use coupons and other discounts to get products for absurdly low prices. The Web has turned this group from a series of independent operators into cohesive groups, frustrating retailers.
posted by reenum
on Dec 3, 2010 -
Two articles about successful clothes retailers - Uniqlo
and Abercrombie & Fitch
- that are both full of interesting tidbits ("Uniqlo is a company that prescribes, records, and analyzes every activity undertaken by every employee, from folding technique to the way advisers return charge cards to customers. Japanese style, with two hands and full eye contact").
In addition, the two articles have a lot to say about branding and what companies place importance on - with A&F coming across as a typical fashion retailer, aggressively selling and marketing a very specific look, and Uniqlo seeming to be doing something quite different and contrary to received wisdom. [more inside]
posted by Sifter
on May 15, 2010 -
Ernest Kirschner, a 61-year-old business owner from East Haddam, is among thousands of Connecticut residents who may become the new voice of Walmart.
When the Benton, Ark.-based retailer formed its own "support group," the New England Customer Action Network, Kirschner signed up eagerly.

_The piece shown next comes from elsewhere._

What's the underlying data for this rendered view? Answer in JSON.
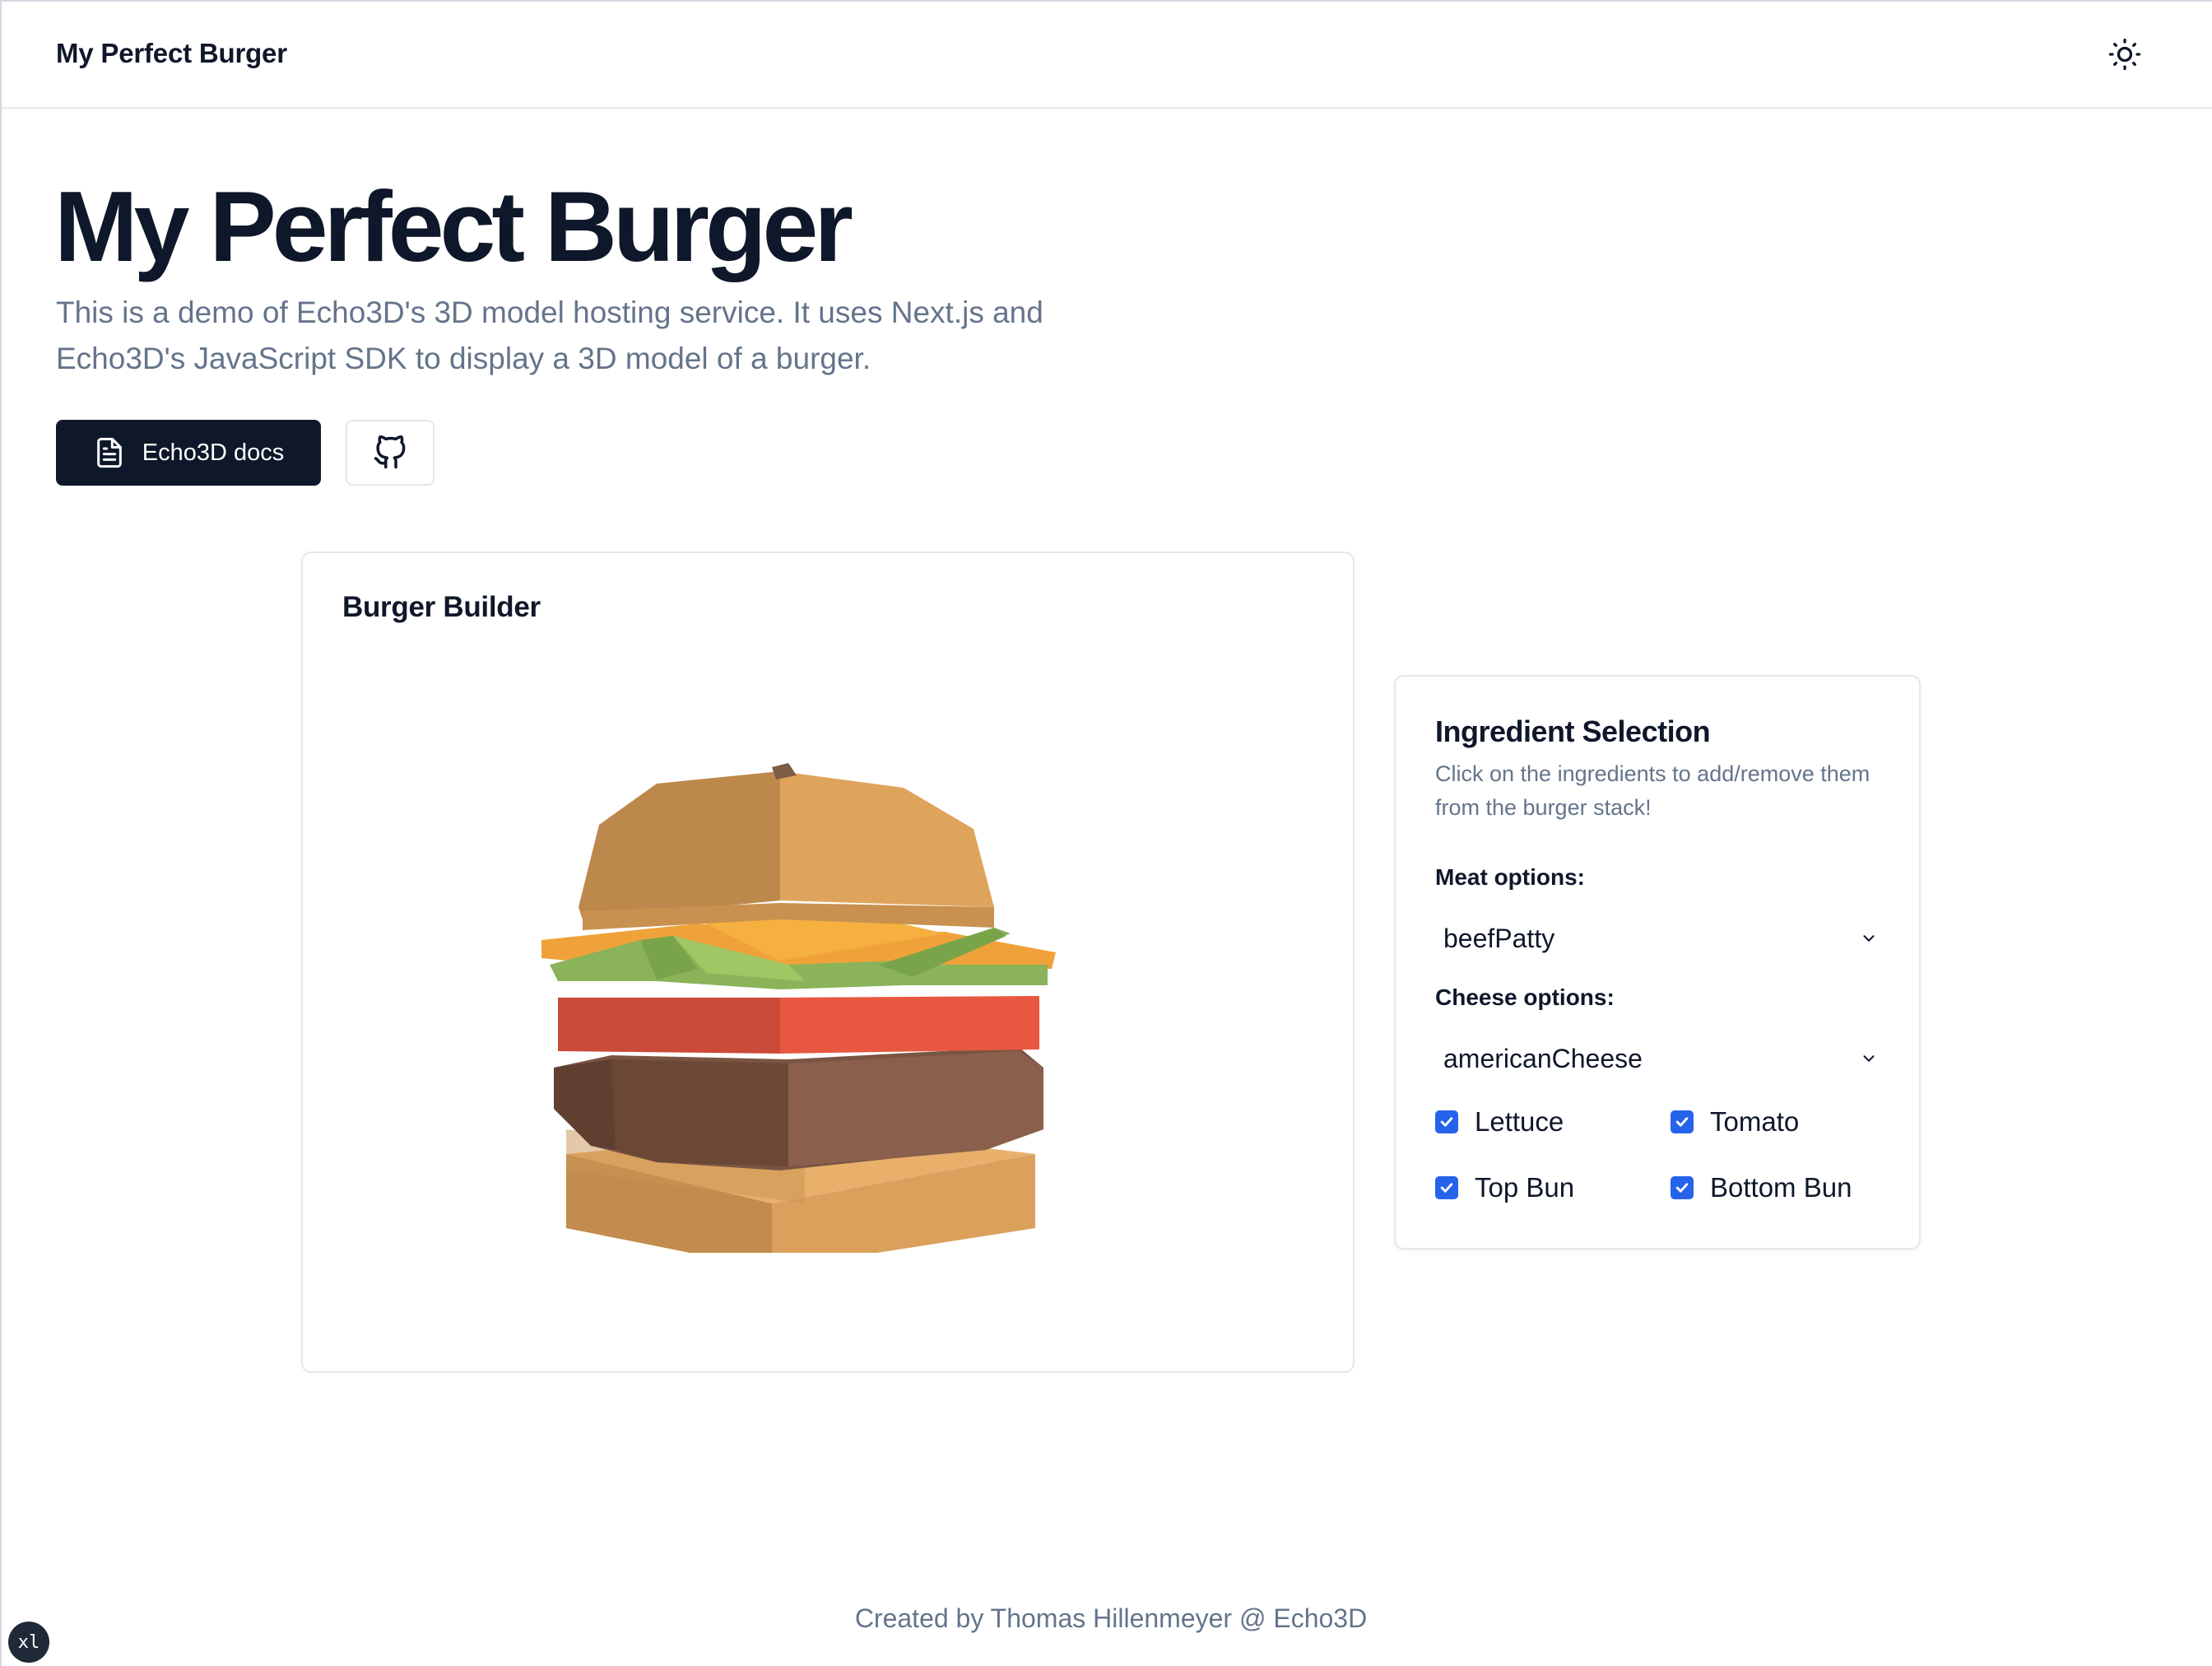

"I would stick up for Wal-Mart as strong as I can," said Kirschner, a frequent shopper. "I really think they've gotten an unfair shake."
Wal-Mart Forms Customer 'Support Group' To Counter Opponents [more inside]
posted by longsleeves
on Nov 14, 2008 -
There's been much talk about the Supreme's decisions on desegregation
and free speech
, but another ruling with broad consumer impact has gone relatively unnoticed. In a 5-4 decision
[PDF], the U.S. Supreme Court struck down a 96-year-old ban
on minimum pricing agreements between manufacturers and retailers. Dissenting opinion believes that this ruling will hurt consumers, raise prices and keep new retailers out of the marketplace. The 1911 ruling that was overturned was Dr. Miles Medical Co. vs. John D. Park & Sons
which decided that it is always illegal for a supplier to dictate minimum prices to a retailer.
posted by dejah420
on Jun 29, 2007 -
. "Dine, shop, live, work, and be entertained in a unique and alluring environment," says the Time Warner Center
website - all without ever stepping outside your gleaming Manhattan skyscraper. San Jose's Santana Row
, which at first glance seemed no more than a Beverly Center
you can live in, is now being compared favorably to urban European living. And MGM-Mirage
's new, mysterious
and costly ($7 billion!) Project CityCenter
brings the trend to Las Vegas - with gambling, of course. They're not Arcosantis
- and they don't, as yet, require an Oath of Fealty
- but by all accounts they're thriving
. What do they have in common? Wealthy tenants, megacorporate sponsors, and a shared desire to integrate efficient, conspicuous consumption into every aspect of civic life. Paolo Soleri
may have been right after all - maybe he just forgot to account for the effects of capitalism
posted by ikkyu2
on Aug 28, 2006 -